Friedrich W. Voit, German geologist, described gold deposits in the Phillipines (1898), and his travels as a mining geologist in Borneo (1899), in the Berg- und Huettenmaennische Zeitung. He was awarded the doctoral degree in geology by the University of Rostock in 1901 on the basis of a thesis entitled Geognostische Schilderung der Lagerstaetten-verhaltnisse von Dobschau in Ungarn... (Geological description of the relations between the strata of Dobschau, Hungary - a region now part of Slovakia). He subsequently published a paper on an occurrence of copper ore in Angola (1902).
In 1903 Voit was involved in geological exploration in Damaraland, German South West Africa (now Namibia) for the firm A. Goetz & Co., Ltd of London. During that year he was recruited by Gustav B. Duft* as the first government geologist in the territory. He was joined by Heinrich Lotz* in February 1904. His first task was to study the Nama Group of sediments and their possible correlation with the Karoo sequence and its coal-bearing horizons. In 1904 he published "A contribution to the geology of German South West Africa" in the Transactions of the Geological Society of South Africa (1904, Vol. 7(2), pp. 77-94). This paper represented the first significant attempt at establishing a stratigraphic scheme for the succession of rocks found in the territory. His scheme, and those proposed by several later authors, rested on the assumption that the degree of metamorphism indicated the relative age of rock strata. Hence all the crystalline schists and their intrusive suits underlying the Nama and Karoo strata were grouped together in a Primary Formation.

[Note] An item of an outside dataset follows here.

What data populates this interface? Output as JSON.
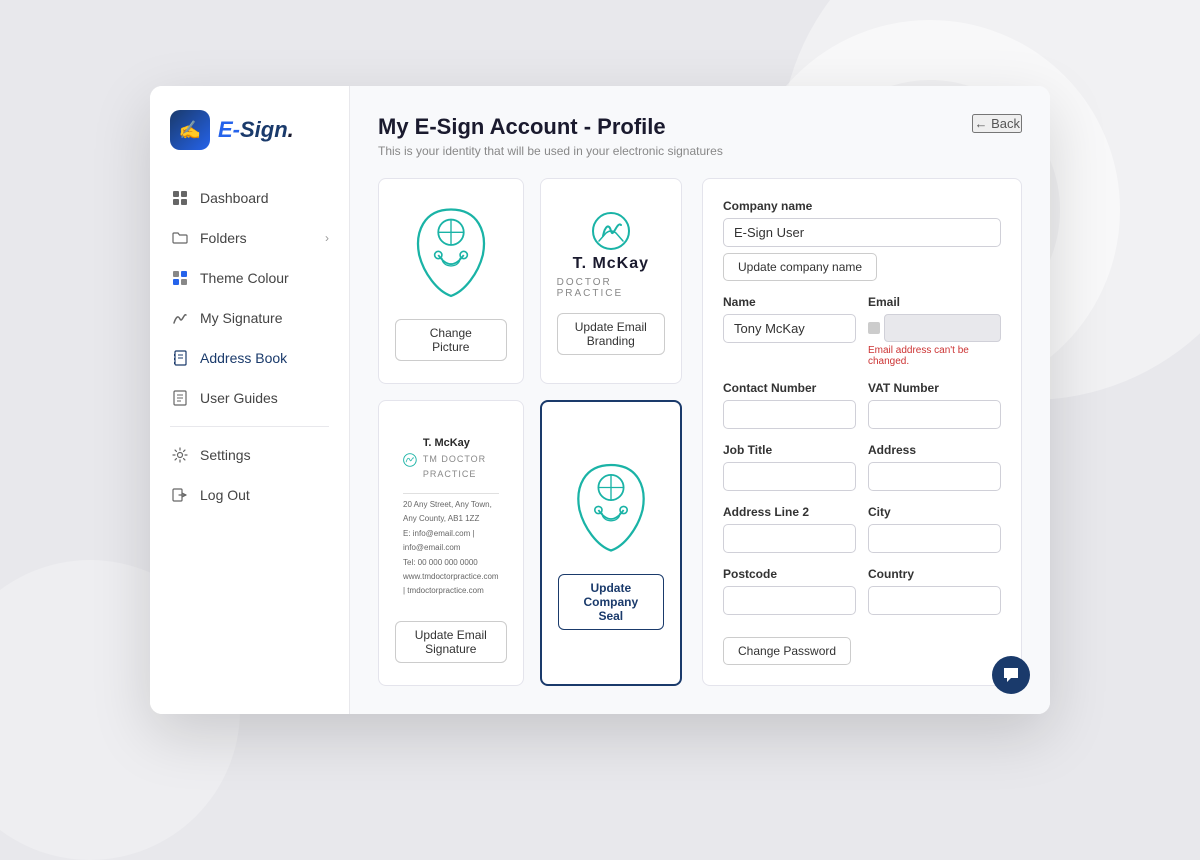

Around 1906 Voit was stationed in Swakopmund and made responsible for regulating the mining activity in the Swakopmund district. He was however able to do limited research on the copper deposits of the Otavi Mountainland and the diamond finds between Meob Bay and Conception Bay. Further papers by him dealing with the region's mineral deposits appeared in German journals during the next few years. These included a discussion of the geology of the copper ore regions along the Kuiseb River (with G.D. Stollreither, 1905), comments on the ore deposits at Tsumeb (1908), and a description of the diamond fields at Conception Bay (1910).

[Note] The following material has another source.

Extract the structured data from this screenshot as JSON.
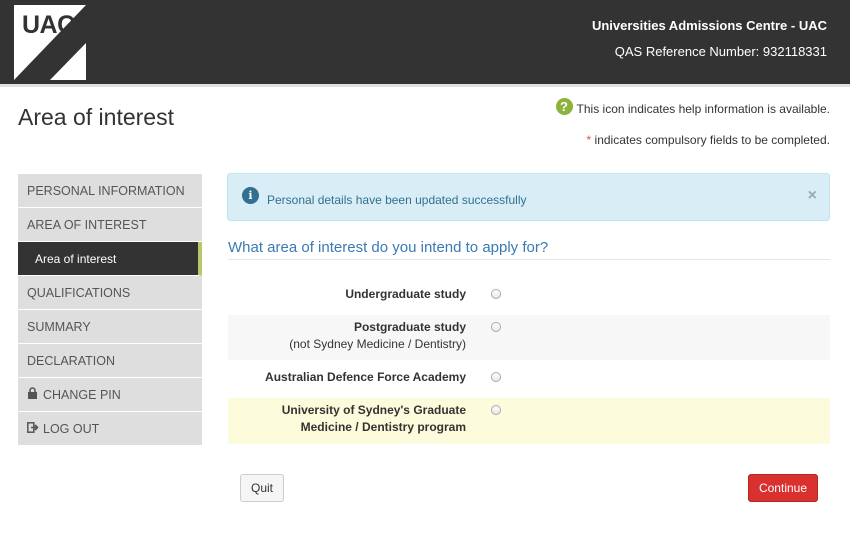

During these same years Voit also investigated problems relating to the geology of South Africa. One of these was the age of the gneisses along the Limpopo River (now included in the Limpopo metamorphic province). In two papers on this topic in the Transactions of the Geological Society of South Africa (1906, Vol. 8, pp. 106-107 and 141-146) he concluded that these gneisses were older than the Swaziland Beds and named them the Limpopo Formation, which he considered part of a Fundamental Gneiss Formation in South Africa. Another topic to which he gave considerable attention was the occurrence of Kimberlite and the origin of the diamonds it sometimes contained. Three papers relating to this topic appeared in the Transactions of the Geological Society of South Africa in 1907, one in the Mining Journal (London, 1908) and two in the Zeitschrift fuer Praktische Geologie (Berlin, 1907, 1908). The latter journal furthermore published papers by him on diamonds occurring in diabase (1908) and in pegmatite (1908).
In 1911 Voit formally proposed that a Geological Survey, including a proper laboratory, be established in German South West Africa. As a result a geological laboratory was acquired in Swakopmund, but was moved to Windhoek in 1912. Voit continued his work until the outbreak of World War I in 1914.
By 1906 Voit was a member of the Geological Society of South Africa, with an address in Johannesburg. He was also a member of the South African Association for the Advancement of Science at this time, though no longer in 1910.